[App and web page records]

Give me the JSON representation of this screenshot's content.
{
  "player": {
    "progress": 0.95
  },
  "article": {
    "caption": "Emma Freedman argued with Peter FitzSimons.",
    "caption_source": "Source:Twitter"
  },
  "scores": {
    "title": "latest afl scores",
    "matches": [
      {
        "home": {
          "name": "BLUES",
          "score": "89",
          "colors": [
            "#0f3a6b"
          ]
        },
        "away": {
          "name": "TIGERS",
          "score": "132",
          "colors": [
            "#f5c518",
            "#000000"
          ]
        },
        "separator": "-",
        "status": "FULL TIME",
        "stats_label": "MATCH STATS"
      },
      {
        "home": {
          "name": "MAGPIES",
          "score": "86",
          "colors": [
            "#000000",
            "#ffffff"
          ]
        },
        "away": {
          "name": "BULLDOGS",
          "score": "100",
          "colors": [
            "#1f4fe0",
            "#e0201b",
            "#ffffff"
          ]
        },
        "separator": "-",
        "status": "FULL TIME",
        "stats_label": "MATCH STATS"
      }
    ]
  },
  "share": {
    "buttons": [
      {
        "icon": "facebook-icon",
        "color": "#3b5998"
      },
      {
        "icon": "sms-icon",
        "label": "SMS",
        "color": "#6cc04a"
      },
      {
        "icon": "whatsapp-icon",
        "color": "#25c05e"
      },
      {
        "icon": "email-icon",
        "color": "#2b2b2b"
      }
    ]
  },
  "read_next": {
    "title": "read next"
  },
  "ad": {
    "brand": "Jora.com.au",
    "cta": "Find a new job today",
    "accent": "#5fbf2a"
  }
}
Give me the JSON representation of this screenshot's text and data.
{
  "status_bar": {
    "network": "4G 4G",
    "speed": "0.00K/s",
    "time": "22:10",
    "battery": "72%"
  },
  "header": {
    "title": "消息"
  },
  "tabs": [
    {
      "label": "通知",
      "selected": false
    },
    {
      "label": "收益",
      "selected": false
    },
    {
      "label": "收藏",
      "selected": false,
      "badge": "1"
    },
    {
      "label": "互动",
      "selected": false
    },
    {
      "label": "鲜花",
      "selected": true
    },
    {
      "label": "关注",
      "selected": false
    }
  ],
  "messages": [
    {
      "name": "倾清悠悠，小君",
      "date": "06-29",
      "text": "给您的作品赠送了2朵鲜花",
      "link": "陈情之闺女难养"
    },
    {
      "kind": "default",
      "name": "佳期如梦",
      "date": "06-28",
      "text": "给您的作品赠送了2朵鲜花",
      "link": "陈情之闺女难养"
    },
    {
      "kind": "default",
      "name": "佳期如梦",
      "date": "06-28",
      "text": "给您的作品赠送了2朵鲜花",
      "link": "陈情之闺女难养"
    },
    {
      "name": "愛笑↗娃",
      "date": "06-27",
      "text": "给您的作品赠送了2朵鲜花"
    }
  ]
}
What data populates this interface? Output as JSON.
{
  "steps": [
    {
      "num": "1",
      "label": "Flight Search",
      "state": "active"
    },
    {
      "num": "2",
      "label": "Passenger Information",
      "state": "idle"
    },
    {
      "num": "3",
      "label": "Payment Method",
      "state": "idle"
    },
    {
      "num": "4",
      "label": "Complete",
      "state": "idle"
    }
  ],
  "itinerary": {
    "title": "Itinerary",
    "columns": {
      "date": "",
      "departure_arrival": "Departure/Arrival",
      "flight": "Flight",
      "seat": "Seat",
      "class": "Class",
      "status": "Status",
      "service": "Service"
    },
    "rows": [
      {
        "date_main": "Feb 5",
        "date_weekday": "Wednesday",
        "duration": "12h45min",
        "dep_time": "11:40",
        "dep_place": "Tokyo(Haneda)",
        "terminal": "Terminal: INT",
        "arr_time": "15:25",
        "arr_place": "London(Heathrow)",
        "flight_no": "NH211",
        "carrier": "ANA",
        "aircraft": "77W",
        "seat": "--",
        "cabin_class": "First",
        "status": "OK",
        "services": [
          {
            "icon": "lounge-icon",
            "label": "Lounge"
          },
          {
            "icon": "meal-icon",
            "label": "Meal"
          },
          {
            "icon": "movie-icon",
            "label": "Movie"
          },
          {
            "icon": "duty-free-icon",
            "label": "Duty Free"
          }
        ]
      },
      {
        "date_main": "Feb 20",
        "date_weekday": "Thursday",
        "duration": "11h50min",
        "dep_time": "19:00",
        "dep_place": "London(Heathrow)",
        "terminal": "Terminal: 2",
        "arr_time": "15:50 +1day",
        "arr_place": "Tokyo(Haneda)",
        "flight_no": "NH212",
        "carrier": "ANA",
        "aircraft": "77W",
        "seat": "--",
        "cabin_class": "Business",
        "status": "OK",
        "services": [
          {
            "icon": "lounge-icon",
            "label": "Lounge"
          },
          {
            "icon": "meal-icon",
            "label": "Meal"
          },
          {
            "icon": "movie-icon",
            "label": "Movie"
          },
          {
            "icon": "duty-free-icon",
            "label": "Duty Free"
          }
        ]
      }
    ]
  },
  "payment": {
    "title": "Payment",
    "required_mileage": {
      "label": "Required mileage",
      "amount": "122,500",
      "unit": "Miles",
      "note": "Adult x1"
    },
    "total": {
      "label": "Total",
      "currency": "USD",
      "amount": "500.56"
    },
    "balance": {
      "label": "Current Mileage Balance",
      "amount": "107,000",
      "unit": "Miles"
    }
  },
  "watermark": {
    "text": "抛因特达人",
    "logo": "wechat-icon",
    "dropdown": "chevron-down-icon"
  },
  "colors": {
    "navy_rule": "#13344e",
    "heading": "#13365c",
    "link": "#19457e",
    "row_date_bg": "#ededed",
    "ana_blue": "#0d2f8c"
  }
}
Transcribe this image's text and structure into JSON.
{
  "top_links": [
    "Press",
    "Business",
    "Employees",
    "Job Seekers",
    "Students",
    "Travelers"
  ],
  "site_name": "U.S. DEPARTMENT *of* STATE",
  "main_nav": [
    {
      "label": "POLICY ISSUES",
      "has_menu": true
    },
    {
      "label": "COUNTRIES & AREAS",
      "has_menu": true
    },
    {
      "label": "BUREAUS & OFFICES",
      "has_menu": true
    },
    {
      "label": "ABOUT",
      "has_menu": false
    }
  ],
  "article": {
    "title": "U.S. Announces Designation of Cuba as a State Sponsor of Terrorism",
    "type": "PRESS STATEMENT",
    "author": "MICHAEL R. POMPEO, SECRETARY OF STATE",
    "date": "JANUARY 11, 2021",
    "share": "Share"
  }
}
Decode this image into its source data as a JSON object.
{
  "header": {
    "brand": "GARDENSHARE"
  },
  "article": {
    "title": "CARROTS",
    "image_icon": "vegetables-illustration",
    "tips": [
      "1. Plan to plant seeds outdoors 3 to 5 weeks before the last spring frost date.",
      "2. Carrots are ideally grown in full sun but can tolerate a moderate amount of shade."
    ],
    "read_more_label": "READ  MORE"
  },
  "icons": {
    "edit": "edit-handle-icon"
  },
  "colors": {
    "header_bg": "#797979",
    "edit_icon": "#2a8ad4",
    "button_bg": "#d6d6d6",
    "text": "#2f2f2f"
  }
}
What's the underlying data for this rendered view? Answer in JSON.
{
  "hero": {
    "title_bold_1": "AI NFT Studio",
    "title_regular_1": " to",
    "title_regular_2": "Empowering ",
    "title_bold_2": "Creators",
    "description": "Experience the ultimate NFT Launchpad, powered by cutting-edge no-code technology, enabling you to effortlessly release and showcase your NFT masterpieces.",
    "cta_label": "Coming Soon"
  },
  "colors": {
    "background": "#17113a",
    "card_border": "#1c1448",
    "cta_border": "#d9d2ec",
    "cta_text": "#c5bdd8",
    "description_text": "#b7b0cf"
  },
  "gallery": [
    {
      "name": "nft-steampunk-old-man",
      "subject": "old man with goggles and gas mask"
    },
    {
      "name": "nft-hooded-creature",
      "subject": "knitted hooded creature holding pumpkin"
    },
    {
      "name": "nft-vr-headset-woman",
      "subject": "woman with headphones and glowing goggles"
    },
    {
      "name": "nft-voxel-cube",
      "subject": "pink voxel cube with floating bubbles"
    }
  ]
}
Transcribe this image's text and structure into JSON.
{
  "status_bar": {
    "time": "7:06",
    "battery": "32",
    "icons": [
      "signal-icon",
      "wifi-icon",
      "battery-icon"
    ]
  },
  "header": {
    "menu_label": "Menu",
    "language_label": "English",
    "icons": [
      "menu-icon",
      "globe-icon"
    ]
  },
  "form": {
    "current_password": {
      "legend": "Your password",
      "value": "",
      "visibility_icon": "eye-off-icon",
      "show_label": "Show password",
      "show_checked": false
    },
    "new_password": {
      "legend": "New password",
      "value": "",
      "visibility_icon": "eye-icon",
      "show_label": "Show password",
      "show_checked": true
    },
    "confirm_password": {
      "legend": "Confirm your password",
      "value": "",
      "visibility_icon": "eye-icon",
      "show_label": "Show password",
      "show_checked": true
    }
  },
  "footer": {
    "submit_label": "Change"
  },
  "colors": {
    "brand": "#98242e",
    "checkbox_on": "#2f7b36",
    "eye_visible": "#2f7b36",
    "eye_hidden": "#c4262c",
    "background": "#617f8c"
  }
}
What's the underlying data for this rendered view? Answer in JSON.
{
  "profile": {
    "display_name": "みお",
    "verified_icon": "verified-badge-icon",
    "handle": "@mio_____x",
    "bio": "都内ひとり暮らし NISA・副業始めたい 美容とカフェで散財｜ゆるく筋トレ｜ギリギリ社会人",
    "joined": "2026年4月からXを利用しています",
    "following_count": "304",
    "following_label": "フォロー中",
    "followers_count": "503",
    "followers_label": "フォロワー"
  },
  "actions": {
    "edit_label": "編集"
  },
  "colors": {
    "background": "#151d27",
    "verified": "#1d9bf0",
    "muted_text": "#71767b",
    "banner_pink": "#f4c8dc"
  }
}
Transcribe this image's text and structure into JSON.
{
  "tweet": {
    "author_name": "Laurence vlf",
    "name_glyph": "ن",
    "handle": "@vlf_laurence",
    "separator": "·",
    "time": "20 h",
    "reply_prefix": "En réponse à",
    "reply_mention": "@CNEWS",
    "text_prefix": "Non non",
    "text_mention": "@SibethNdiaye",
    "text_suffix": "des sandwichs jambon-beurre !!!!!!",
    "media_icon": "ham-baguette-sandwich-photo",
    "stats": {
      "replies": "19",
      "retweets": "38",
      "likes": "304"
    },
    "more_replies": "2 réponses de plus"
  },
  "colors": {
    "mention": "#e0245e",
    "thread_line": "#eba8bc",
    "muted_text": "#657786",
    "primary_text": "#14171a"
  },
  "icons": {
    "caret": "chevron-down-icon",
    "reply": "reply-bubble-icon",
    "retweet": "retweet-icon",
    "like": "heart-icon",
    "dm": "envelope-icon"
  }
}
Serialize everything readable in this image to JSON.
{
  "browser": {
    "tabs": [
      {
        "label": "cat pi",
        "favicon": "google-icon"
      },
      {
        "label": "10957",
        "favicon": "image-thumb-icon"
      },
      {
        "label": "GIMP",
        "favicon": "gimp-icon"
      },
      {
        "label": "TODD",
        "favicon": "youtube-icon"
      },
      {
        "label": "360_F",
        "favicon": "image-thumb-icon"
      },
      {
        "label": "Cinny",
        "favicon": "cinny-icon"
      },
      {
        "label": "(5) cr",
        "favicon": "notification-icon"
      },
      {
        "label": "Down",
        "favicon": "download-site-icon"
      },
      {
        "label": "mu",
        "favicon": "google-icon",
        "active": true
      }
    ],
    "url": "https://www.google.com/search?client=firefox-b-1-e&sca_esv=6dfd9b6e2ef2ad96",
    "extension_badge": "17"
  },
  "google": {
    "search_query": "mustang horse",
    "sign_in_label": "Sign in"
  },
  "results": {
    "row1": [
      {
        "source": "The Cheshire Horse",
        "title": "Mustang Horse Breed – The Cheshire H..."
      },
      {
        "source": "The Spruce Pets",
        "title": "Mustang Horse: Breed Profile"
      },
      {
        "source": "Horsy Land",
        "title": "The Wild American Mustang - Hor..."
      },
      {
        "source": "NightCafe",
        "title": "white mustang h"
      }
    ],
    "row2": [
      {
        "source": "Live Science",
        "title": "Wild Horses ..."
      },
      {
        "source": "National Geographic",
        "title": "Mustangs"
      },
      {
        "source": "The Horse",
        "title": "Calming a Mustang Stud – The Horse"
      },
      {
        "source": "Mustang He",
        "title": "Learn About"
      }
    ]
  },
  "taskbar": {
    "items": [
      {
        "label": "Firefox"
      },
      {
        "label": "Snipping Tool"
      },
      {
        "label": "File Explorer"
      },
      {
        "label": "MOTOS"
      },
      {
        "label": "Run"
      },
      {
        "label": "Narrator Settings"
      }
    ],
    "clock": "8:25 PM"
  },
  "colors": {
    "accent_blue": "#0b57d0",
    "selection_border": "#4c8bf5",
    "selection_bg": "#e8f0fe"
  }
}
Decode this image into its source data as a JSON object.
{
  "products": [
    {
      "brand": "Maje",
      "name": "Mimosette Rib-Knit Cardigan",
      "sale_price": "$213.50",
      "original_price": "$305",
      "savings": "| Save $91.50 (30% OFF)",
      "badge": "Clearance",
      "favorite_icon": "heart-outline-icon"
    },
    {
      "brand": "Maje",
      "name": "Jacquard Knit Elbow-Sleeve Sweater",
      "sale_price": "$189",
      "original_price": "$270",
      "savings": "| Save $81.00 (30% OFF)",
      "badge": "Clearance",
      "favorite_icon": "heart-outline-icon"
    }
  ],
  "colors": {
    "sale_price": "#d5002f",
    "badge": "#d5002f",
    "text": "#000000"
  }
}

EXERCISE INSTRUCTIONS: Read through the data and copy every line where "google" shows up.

PROBLEM SOLUTION:
        "favicon": "google-icon"
        "favicon": "google-icon",
    "url": "https://www.google.com/search?client=firefox-b-1-e&sca_esv=6dfd9b6e2ef2ad96",
  "google": {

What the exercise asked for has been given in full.